BY ADAM BLOCH
Author: Norman Mailer
Filed under Literary
Young and fresh out of Harvard University, Norman Mailer went to war in 1943, doing two years of duty in the Philippines and seeing almost no action. When he came home, he very self-consciously set out to write an epic war novel. The Naked and the Dead was the result.
In his introduction to the 50th anniversary edition of the now widely regarded classic, Mailer wrote that Tolstoy was his primary influence and if he had any goal in writing the novel, it was to generate a sense of compassion.
There is compassion in The Naked and the Dead, but it is mere flotsam amid a sea of misery and suffering. Like its logical predecessor, All Quiet on the Western Front, it leaves no conclusion other than the one Hobbes reached centuries earlier about the lives of men in war: “solitary, poor, nasty, brutish, and short.”
The Naked and the Dead depicts the invasion of the fictional Anopopei during the United States’ island-hopping campaign against the Japanese in the Pacific. The action, or at least the endless brooding that occurs in the absence of action, centers around a small reconnaissance platoon that is part of the large force commanded by General Cummings and tasked with capturing the island. The link between the grunts and their commanding officer is Lieutenant Hearn, who begins as an aide to the general and later becomes the leader of the platoon.
Though the story ostensibly takes place during a battle, there are only two true scenes of military conflict in the first two-thirds of the lengthy tome. The clashes are rarely between opposing armies and mostly within and between the main characters. Mailer divides his prose between present-tense narrative and flashback vignettes elucidating the past of the protagonists. It is in these sections that he lets his voice slip a little freer from the constraints of third person omniscience. The tone varies widely and interestingly.
The depiction of army life is relentlessly bleak, featuring mainly hard labor, miserable conditions, poor health, tyrannical commanders, vainglorious and selfish officers and the occasional encounter with the enemy. Within this milieu, Mailer’s focus is equal parts banal and psychological. The movement of men, the digging of foxholes, all the quotidian aspects of a large military machine in motion become a setting for the private thoughts of his characters. And their thoughts are overwhelmingly neurotic. Danger, unrewarding toil and the absence of the familiar have made these men anxious and self-doubting. Their insecurities become Mailer’s primary subject, one he dwells on repeatedly and makes the salient trait of most of his characters.
Despite this sense of gloom and torpor, The Naked and the Dead is a surprisingly involving read, and this gives great credit to Mailer’s ability to flesh out characters, produce dialogue that feels genuine and fill even the most mundane scenarios with psychological weight.
At times, he goes too far. Are we to believe mordant ruminations are the sine qua non of life in the U.S. Army during World War II? There are a few other deleterious aspects. For some reason, Mailer elides the word “fuck” in favor of what must have seemed a more comfortable euphemism: “fug.” The effect is amusingly peculiar at first but eventually fades into the background.

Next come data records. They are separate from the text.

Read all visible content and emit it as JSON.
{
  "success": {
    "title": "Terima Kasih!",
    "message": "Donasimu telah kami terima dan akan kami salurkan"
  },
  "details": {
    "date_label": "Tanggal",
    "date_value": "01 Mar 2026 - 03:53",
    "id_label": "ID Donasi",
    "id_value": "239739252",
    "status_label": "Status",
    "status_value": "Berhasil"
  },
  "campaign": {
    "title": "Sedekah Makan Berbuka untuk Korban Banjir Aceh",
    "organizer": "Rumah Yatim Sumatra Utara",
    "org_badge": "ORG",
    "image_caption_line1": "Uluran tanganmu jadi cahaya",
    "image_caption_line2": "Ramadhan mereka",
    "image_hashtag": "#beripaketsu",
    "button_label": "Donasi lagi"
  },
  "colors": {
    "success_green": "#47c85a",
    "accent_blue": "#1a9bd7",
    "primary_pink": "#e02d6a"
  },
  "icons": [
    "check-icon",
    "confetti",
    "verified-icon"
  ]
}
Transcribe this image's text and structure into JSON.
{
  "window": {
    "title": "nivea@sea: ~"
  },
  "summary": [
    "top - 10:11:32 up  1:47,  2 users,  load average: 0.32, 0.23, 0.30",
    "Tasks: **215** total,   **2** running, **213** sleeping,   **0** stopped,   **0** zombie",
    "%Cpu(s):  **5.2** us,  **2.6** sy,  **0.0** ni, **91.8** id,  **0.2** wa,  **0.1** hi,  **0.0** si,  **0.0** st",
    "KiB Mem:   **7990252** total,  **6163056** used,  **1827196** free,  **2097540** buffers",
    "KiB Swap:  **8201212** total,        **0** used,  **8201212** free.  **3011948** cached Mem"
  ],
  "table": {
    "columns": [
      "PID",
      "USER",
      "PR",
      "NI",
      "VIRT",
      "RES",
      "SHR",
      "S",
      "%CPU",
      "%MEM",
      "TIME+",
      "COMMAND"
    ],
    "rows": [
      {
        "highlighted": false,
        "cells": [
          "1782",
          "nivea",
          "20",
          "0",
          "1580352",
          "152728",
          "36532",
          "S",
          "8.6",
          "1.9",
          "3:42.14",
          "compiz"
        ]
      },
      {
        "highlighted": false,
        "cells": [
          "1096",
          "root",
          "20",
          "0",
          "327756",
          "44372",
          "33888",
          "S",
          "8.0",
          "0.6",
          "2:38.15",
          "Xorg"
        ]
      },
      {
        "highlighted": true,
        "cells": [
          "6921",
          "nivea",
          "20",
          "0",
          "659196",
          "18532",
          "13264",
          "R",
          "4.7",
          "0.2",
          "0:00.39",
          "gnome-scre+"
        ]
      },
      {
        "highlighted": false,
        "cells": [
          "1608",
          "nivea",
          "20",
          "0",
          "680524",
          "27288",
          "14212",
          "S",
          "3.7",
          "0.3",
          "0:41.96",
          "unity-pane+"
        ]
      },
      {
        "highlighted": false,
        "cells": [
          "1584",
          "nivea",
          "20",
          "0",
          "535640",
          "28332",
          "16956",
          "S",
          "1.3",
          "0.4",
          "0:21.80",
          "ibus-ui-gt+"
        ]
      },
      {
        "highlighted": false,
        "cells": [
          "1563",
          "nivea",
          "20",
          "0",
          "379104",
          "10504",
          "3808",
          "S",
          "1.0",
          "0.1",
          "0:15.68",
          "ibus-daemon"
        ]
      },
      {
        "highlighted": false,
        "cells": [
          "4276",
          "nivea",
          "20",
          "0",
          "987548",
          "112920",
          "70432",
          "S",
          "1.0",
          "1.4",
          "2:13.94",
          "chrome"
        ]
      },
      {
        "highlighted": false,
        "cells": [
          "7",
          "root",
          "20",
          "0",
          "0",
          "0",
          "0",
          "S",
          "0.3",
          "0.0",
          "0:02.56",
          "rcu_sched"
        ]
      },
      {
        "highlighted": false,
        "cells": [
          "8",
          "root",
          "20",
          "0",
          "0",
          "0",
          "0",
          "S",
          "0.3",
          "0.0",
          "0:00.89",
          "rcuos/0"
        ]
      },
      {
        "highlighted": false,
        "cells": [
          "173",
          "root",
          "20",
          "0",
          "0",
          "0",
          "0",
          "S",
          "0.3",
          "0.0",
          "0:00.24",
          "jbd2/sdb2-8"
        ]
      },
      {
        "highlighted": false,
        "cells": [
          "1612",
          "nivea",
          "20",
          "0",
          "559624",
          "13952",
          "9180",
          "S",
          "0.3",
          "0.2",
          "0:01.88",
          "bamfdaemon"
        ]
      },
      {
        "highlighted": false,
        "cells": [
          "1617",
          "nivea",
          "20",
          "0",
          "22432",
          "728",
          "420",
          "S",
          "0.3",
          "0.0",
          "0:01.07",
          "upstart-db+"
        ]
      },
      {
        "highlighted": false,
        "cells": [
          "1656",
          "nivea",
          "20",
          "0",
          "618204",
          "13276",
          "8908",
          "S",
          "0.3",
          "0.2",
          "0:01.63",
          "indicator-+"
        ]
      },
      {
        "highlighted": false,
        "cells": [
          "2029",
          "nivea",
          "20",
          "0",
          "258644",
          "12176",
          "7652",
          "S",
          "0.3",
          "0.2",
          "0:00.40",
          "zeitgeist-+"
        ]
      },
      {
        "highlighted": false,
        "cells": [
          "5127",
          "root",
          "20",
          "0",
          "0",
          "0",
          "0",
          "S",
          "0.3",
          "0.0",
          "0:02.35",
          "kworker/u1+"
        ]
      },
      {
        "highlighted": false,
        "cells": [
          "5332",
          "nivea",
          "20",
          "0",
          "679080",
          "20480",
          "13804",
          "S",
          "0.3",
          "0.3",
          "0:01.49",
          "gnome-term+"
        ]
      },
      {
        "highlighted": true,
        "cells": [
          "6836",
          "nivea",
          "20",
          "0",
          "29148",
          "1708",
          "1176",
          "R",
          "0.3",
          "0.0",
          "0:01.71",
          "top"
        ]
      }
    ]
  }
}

He also has a young writer’s habit of providing pro forma physical description, with each member of the platoon described as increasingly ugly, peculiar and even malformed. The obsession with minute facial features is particularly distracting. The biggest drawback arises from Mailer’s attempt to provide a societal microcosm of American soldiers. A member of every ethnicity and class is thrown in, sometimes with stereotypical results: The token Chicano trooper, for example, and most egregiously the two Jews in the unit, who are portrayed as either extremely weak and nebbish or uncomfortably assimilated, socially awkward and debilitatingly self-conscious.
Where Mailer achieves his greatest success is in his direct portrayal of wartime conditions. For a nation still buoyantly riding the feelings of winning the “good war,” this must have been faintly shocking and disquieting. There are some prescient political asides in The Naked and the Dead, but it is only a garnish to the overwhelming themes – that amid the battles the causes of war are far away and the consequences far too close, that the average soldier is merely grist in a mill of consuming brutality perpetuated by the ambition of officers and that fairness, justice and reason are all swept aside when violence erupts.
Books you might like: Catch-22 by Joseph Heller, All Quiet on the Western Front by Erich Maria Remarque, and War and Peace by Leo Tolstoy.